**YOUR OBJECTIVE:** Search the records for the string "icon" and return each line that has it.

Segment Start: DATA SHOWN

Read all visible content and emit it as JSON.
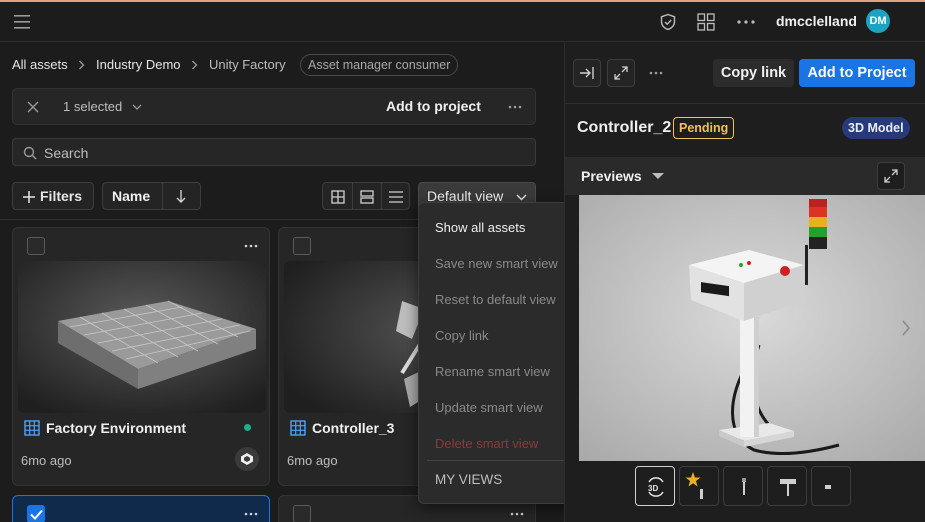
{
  "topbar": {
    "username": "dmcclelland",
    "avatar_initials": "DM",
    "avatar_color": "#1aa3c2"
  },
  "breadcrumb": {
    "items": [
      "All assets",
      "Industry Demo",
      "Unity Factory"
    ],
    "tag": "Asset manager consumer"
  },
  "selection_bar": {
    "count_label": "1 selected",
    "add_label": "Add to project"
  },
  "search": {
    "placeholder": "Search"
  },
  "toolbar": {
    "filters_label": "Filters",
    "sort_label": "Name",
    "view_label": "Default view"
  },
  "assets": [
    {
      "name": "Factory Environment",
      "age": "6mo ago",
      "status_color": "#1fb08a",
      "checked": false
    },
    {
      "name": "Controller_3",
      "age": "6mo ago",
      "checked": false
    },
    {
      "checked": true
    },
    {
      "checked": false
    }
  ],
  "view_menu": {
    "items": [
      {
        "label": "Show all assets",
        "state": "enabled"
      },
      {
        "label": "Save new smart view",
        "state": "disabled"
      },
      {
        "label": "Reset to default view",
        "state": "disabled"
      },
      {
        "label": "Copy link",
        "state": "disabled"
      },
      {
        "label": "Rename smart view",
        "state": "disabled"
      },
      {
        "label": "Update smart view",
        "state": "disabled"
      },
      {
        "label": "Delete smart view",
        "state": "danger-disabled"
      }
    ],
    "section_label": "MY VIEWS"
  },
  "detail": {
    "copy_link_label": "Copy link",
    "add_to_project_label": "Add to Project",
    "title": "Controller_2",
    "status_badge": "Pending",
    "type_badge": "3D Model",
    "previews_label": "Previews",
    "accent_color": "#1b74e4",
    "pending_color": "#f2c14e"
  }
}
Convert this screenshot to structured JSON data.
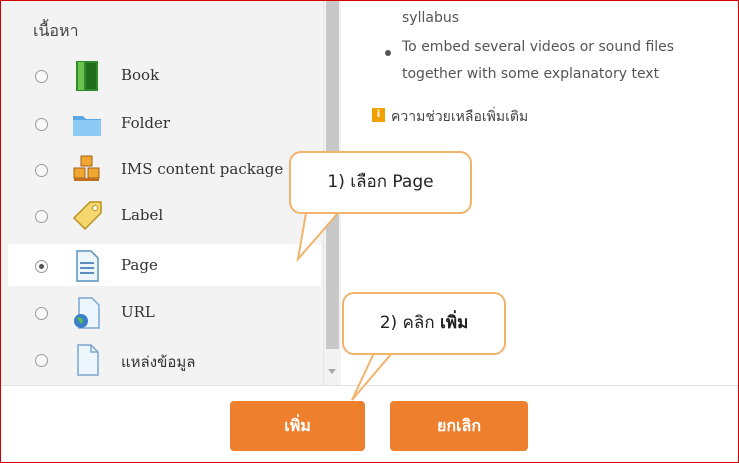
{
  "left_panel": {
    "section_title": "เนื้อหา",
    "items": [
      {
        "label": "Book",
        "icon": "book-icon",
        "selected": false
      },
      {
        "label": "Folder",
        "icon": "folder-icon",
        "selected": false
      },
      {
        "label": "IMS content package",
        "icon": "package-icon",
        "selected": false
      },
      {
        "label": "Label",
        "icon": "label-tag-icon",
        "selected": false
      },
      {
        "label": "Page",
        "icon": "page-icon",
        "selected": true
      },
      {
        "label": "URL",
        "icon": "url-globe-icon",
        "selected": false
      },
      {
        "label": "แหล่งข้อมูล",
        "icon": "file-icon",
        "selected": false
      }
    ]
  },
  "right_panel": {
    "line1": "syllabus",
    "line2": "To embed several videos or sound files",
    "line3": "together with some explanatory text",
    "help_text": "ความช่วยเหลือเพิ่มเติม"
  },
  "callouts": {
    "select_page": "1) เลือก Page",
    "click_add_prefix": "2) คลิก ",
    "click_add_bold": "เพิ่ม"
  },
  "buttons": {
    "add": "เพิ่ม",
    "cancel": "ยกเลิก"
  },
  "colors": {
    "accent": "#ee7f2d",
    "callout_border": "#f2b36c",
    "frame": "#d00000"
  }
}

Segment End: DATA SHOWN

**RESPONSE:**
        "icon": "book-icon",
        "icon": "folder-icon",
        "icon": "package-icon",
        "icon": "label-tag-icon",
        "icon": "page-icon",
        "icon": "url-globe-icon",
        "icon": "file-icon",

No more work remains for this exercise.